**** Material for the task

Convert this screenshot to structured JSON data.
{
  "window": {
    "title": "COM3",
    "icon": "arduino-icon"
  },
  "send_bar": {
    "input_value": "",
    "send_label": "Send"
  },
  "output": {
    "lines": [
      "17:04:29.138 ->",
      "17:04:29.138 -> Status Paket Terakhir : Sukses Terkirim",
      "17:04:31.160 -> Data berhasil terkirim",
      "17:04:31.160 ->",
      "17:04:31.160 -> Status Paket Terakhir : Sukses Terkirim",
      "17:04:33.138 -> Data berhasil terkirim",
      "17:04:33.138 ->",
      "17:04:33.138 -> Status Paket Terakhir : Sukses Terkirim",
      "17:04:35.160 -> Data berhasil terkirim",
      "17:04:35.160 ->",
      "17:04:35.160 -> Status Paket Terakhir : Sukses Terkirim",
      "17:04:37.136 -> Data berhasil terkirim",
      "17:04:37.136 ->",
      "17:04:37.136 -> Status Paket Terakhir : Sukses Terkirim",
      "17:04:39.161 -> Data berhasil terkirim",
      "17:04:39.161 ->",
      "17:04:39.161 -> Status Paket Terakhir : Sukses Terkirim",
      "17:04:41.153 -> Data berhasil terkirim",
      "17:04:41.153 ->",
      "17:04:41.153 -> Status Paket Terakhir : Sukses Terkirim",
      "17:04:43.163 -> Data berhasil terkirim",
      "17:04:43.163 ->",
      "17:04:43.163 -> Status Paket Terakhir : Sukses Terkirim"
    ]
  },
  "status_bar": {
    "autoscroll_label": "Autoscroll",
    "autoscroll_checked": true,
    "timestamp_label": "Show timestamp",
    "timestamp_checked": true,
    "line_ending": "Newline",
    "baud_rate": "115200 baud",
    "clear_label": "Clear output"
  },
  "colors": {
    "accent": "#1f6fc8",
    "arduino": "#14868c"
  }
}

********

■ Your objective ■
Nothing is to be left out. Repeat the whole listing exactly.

■ Written answer ■
Convert this screenshot to structured JSON data.
{
  "window": {
    "title": "COM3",
    "icon": "arduino-icon"
  },
  "send_bar": {
    "input_value": "",
    "send_label": "Send"
  },
  "output": {
    "lines": [
      "17:04:29.138 ->",
      "17:04:29.138 -> Status Paket Terakhir : Sukses Terkirim",
      "17:04:31.160 -> Data berhasil terkirim",
      "17:04:31.160 ->",
      "17:04:31.160 -> Status Paket Terakhir : Sukses Terkirim",
      "17:04:33.138 -> Data berhasil terkirim",
      "17:04:33.138 ->",
      "17:04:33.138 -> Status Paket Terakhir : Sukses Terkirim",
      "17:04:35.160 -> Data berhasil terkirim",
      "17:04:35.160 ->",
      "17:04:35.160 -> Status Paket Terakhir : Sukses Terkirim",
      "17:04:37.136 -> Data berhasil terkirim",
      "17:04:37.136 ->",
      "17:04:37.136 -> Status Paket Terakhir : Sukses Terkirim",
      "17:04:39.161 -> Data berhasil terkirim",
      "17:04:39.161 ->",
      "17:04:39.161 -> Status Paket Terakhir : Sukses Terkirim",
      "17:04:41.153 -> Data berhasil terkirim",
      "17:04:41.153 ->",
      "17:04:41.153 -> Status Paket Terakhir : Sukses Terkirim",
      "17:04:43.163 -> Data berhasil terkirim",
      "17:04:43.163 ->",
      "17:04:43.163 -> Status Paket Terakhir : Sukses Terkirim"
    ]
  },
  "status_bar": {
    "autoscroll_label": "Autoscroll",
    "autoscroll_checked": true,
    "timestamp_label": "Show timestamp",
    "timestamp_checked": true,
    "line_ending": "Newline",
    "baud_rate": "115200 baud",
    "clear_label": "Clear output"
  },
  "colors": {
    "accent": "#1f6fc8",
    "arduino": "#14868c"
  }
}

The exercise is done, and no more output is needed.